December 29, 2005


McCain's Retreat: Praise for the president's yielding to John McCain ignored the awful details in fine print (Nat Hentoff, December 23rd, 2005, Village Voice)

To begin, McCain, before his White House rapprochement with the president, had accepted administration language in his human rights amendment to give paid legal counsel and a certain amount of legal protection to interrogators—including the CIA's—accused of abusing prisoners. Their defense would be that a "person of ordinary sense and understanding would not know the practices were unlawful." Also, as at the Nuremberg trials after World War II, the defendants would say they were only following orders.

But as Josh White pointed out in the December 16 Washington Post, if these orders were plainly illegal, they would have to be disobeyed. In that case, what penalties would the commanders themselves, who gave the unlawful orders, face— including the top of the command at the Defense Department, the Justice Department, and the White House?

The Bush administration pressured McCain to accept this additional language in fear that, eventually, courts would decide that U.S. "coercive interrogations" have indeed violated U.S. law and international treaties we have signed. The ACLU and human rights organizations have already filed lawsuits making these claims against high levels of the administration.

Much more serious— and ignored by most of the media—is an amendment— voted for by McCain—to the Defense Authorization bill by Lindsey Graham (R-South Carolina), Carl Levin (D-Michigan), and Jon Kyl (R-Arizona).

Tom Wilner, a constitutional lawyer who represents a number of Kuwaiti detainees (a/k/a prisoners) at Guantánamo, gets to the chilling core of the amendment:

"This amendment [which McCain has approved] tears the heart out of anything good that the McCain prohibition [against cruel, inhuman, and degrading treatment] does. It strips the right of habeas corpus from detainees at Guantánamo, prohibits them from suing U.S. officials for their treatment, and in new language slipped into the bill [during the House-Senate conference committee sessions] actually authorizes the tribunals at Guantánamo [for enemy combatants] to use statements obtained through coercion [including torture] as 'probative' [testimony]. That provision works a significant change of existing U.S. and international law and actually provides an incentive for U.S. officials or officials from other governments through [CIA] rendition [sending terrorism suspects to other countries to be tortured], to obtain such coerced statements." (Emphasis added.)

Accordingly, Tom Wilner tells me, this "McCain/Graham/Levin/Kyl package is a disaster—a giant step backward for human rights. . . . By eliminating the Great Writ [habeas corpus] and authorizing the use of coercion, this amendment un- dermines the very foundation of our system.
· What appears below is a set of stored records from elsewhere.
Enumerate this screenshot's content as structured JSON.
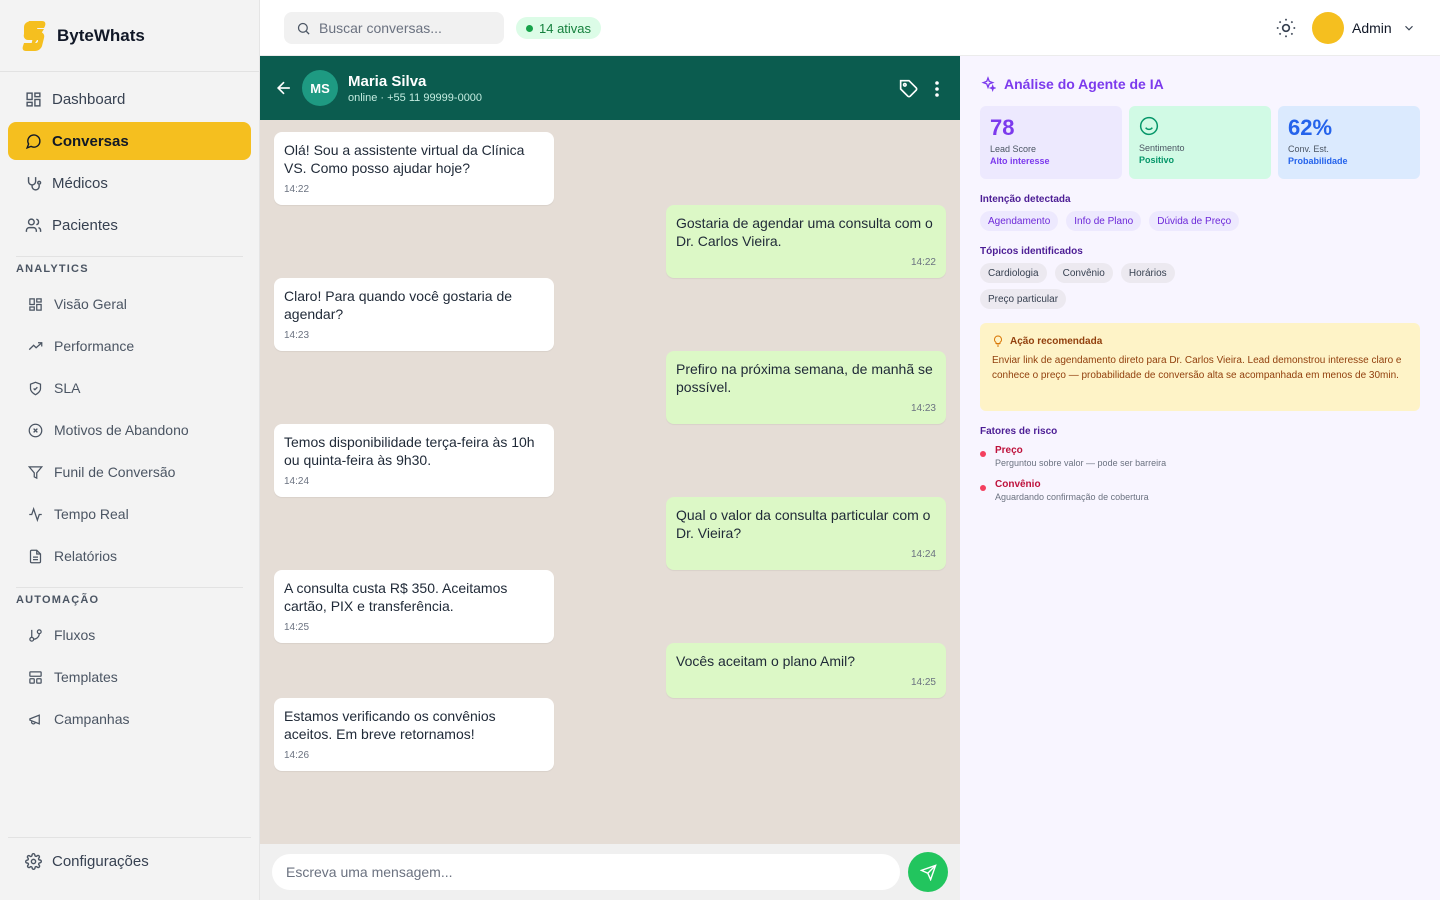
{
  "brand": {
    "name": "ByteWhats"
  },
  "sidebar": {
    "main_items": [
      {
        "label": "Dashboard",
        "icon": "dashboard-icon"
      },
      {
        "label": "Conversas",
        "icon": "chat-icon",
        "active": true
      },
      {
        "label": "Médicos",
        "icon": "stethoscope-icon"
      },
      {
        "label": "Pacientes",
        "icon": "users-icon"
      }
    ],
    "analytics_label": "ANALYTICS",
    "analytics_items": [
      {
        "label": "Visão Geral",
        "icon": "grid-icon"
      },
      {
        "label": "Performance",
        "icon": "trending-up-icon"
      },
      {
        "label": "SLA",
        "icon": "shield-icon"
      },
      {
        "label": "Motivos de Abandono",
        "icon": "x-circle-icon"
      },
      {
        "label": "Funil de Conversão",
        "icon": "filter-icon"
      },
      {
        "label": "Tempo Real",
        "icon": "activity-icon"
      },
      {
        "label": "Relatórios",
        "icon": "file-text-icon"
      }
    ],
    "automation_label": "AUTOMAÇÃO",
    "automation_items": [
      {
        "label": "Fluxos",
        "icon": "git-branch-icon"
      },
      {
        "label": "Templates",
        "icon": "layout-icon"
      },
      {
        "label": "Campanhas",
        "icon": "megaphone-icon"
      }
    ],
    "settings_label": "Configurações"
  },
  "topbar": {
    "search_placeholder": "Buscar conversas...",
    "active_badge": "14 ativas",
    "user_name": "Admin"
  },
  "chat": {
    "contact_initials": "MS",
    "contact_name": "Maria Silva",
    "contact_status": "online · +55 11 99999-0000",
    "messages": [
      {
        "dir": "in",
        "text": "Olá! Sou a assistente virtual da Clínica VS. Como posso ajudar hoje?",
        "time": "14:22"
      },
      {
        "dir": "out",
        "text": "Gostaria de agendar uma consulta com o Dr. Carlos Vieira.",
        "time": "14:22"
      },
      {
        "dir": "in",
        "text": "Claro! Para quando você gostaria de agendar?",
        "time": "14:23"
      },
      {
        "dir": "out",
        "text": "Prefiro na próxima semana, de manhã se possível.",
        "time": "14:23"
      },
      {
        "dir": "in",
        "text": "Temos disponibilidade terça-feira às 10h ou quinta-feira às 9h30.",
        "time": "14:24"
      },
      {
        "dir": "out",
        "text": "Qual o valor da consulta particular com o Dr. Vieira?",
        "time": "14:24"
      },
      {
        "dir": "in",
        "text": "A consulta custa R$ 350. Aceitamos cartão, PIX e transferência.",
        "time": "14:25"
      },
      {
        "dir": "out",
        "text": "Vocês aceitam o plano Amil?",
        "time": "14:25"
      },
      {
        "dir": "in",
        "text": "Estamos verificando os convênios aceitos. Em breve retornamos!",
        "time": "14:26"
      }
    ],
    "composer_placeholder": "Escreva uma mensagem..."
  },
  "ai": {
    "title": "Análise do Agente de IA",
    "lead_score": {
      "value": "78",
      "label": "Lead Score",
      "sub": "Alto interesse"
    },
    "sentiment": {
      "label": "Sentimento",
      "sub": "Positivo"
    },
    "conversion": {
      "value": "62%",
      "label": "Conv. Est.",
      "sub": "Probabilidade"
    },
    "intent_label": "Intenção detectada",
    "intents": [
      "Agendamento",
      "Info de Plano",
      "Dúvida de Preço"
    ],
    "topics_label": "Tópicos identificados",
    "topics": [
      "Cardiologia",
      "Convênio",
      "Horários",
      "Preço particular"
    ],
    "action_title": "Ação recomendada",
    "action_text": "Enviar link de agendamento direto para Dr. Carlos Vieira. Lead demonstrou interesse claro e conhece o preço — probabilidade de conversão alta se acompanhada em menos de 30min.",
    "risk_label": "Fatores de risco",
    "risks": [
      {
        "name": "Preço",
        "desc": "Perguntou sobre valor — pode ser barreira"
      },
      {
        "name": "Convênio",
        "desc": "Aguardando confirmação de cobertura"
      }
    ]
  },
  "colors": {
    "accent": "#f5bf1f",
    "chat_header": "#0b5c4f",
    "ai_purple": "#7c3aed"
  }
}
"These changes far out- weigh the language for which Senator McCain has been so complimented, prohibiting the government from torturing or engaging in cruel, inhuman, or degrading treatment."

Furthermore, how does this administration actually define torture anywhere? From a December 16 Washington Post editorial after Bush's "surrender" to McCain: "Mr. Bush's political appointees at the Justice Department [Alberto Gonzales at the top] and the Pentagon [Rumsfeld et al.] have redefined both 'torture' and 'cruel, inhuman, and degrading treatment' as not covering in all circumstances such CIA techniques as 'waterboarding,' or simulated drowning; 'cold cell,' the deliberate inducing of hypothermia; mock execution; and prolonged and painful 'short-shackling.' It has taken these positions, even though 'cruel, inhuman, and degrading treatment' as defined by the Senate [passage of the McCain amendment] covers everything that also would be prohibited by the Constitution [against prisoners held in the U.S.]. . . .

"[Accordingly,] the administration has adopted logic that accepts, in principle, the idea that the FBI could constitutionally use them on U.S. citizens in certain circumstances."

Luckily, ony a very few folks like Nat Hentoff are serious enough, even if mistaken, about civil liberties and human rights, to pay attention to the reality instead of the anti-Bush atmospherics.

Posted by Orrin Judd at December 29, 2005 10:55 AM

The Amendment brings practice and procedure direnctly in line with current S.Ct. LoW cases.

Quirin is the applicable case, not Milligan. Milligan is how we talk when there is absolutely no threat.

Posted by: Lou Gots at December 29, 2005 12:30 PM